Counting on Missouri
Party leaders have been counting on Missouri, a Republican-leaning state where Romney is leading in polls in his race against President Barack Obama, as one of four seats they need to gain to assume control of the Senate. Democrats control the chamber 53-47.
After Akin’s Aug. 19 interview, the NRSC and Crossroads GPS, a nonprofit group that former George W. Bush political adviser Karl Rove helped create, said they wouldn’t spend money on the contest with Akin as the nominee.
Like Romney, who called Akin’s remark “outrageous,” Blunt was among those who publicly called on him last month to leave the race.
“Congressman Akin and I don’t agree on everything, but he and I agree the Senate majority must change,” Blunt said in an e-mailed statement. “I’ll be working for the Republican ticket in Missouri, and that includes Todd Akin.”
DeMint and Santorum, in a joint statement, called Akin a “principled conservative who is committed to winning and fighting for freedom in the U.S. Senate.”
“If Republicans are to win back the Senate and stop President Obama’s liberal agenda, we must defeat Senator Claire McCaskill in Missouri,” they said.
Gingrich appeared at a Sept. 24 Akin fundraiser in a St. Louis suburb and said it would be “historically irrational” for Republicans to sideline themselves from the race.
Caitlin Legacki, a McCaskill spokeswoman, said the endorsements don’t change the fact that Romney, vice presidential nominee Paul Ryan and “droves of other Republicans didn’t support Todd Akin and asked him to step down.”
“You can tell these endorsements are enthusiastic just by the way these Republicans waited until they were stuck with Todd Akin to finally support him,” Legacki said in an e-mail.
One Republican who called on Akin to step aside in August, former Missouri Senator John Danforth, was quoted yesterday as saying he “cannot support” the candidate.

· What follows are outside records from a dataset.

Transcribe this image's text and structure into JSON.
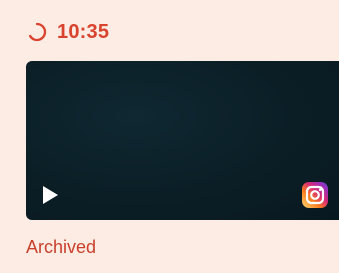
{
  "card": {
    "time": "10:35",
    "status": "Archived"
  },
  "icons": {
    "status": "loading-circle-icon",
    "play": "play-icon",
    "platform": "instagram-icon"
  },
  "colors": {
    "accent": "#d9432e",
    "background": "#fdece4",
    "video_background": "#0b1e26"
  }
}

“The problem with Akin is he taints the party,” Danforth told reporters in Columbia, Missouri, according to PoliticMo, a website that tracks state politics. “That’s why I think it is important to disassociate the party with him,” PoliticMo quoted Danforth as saying.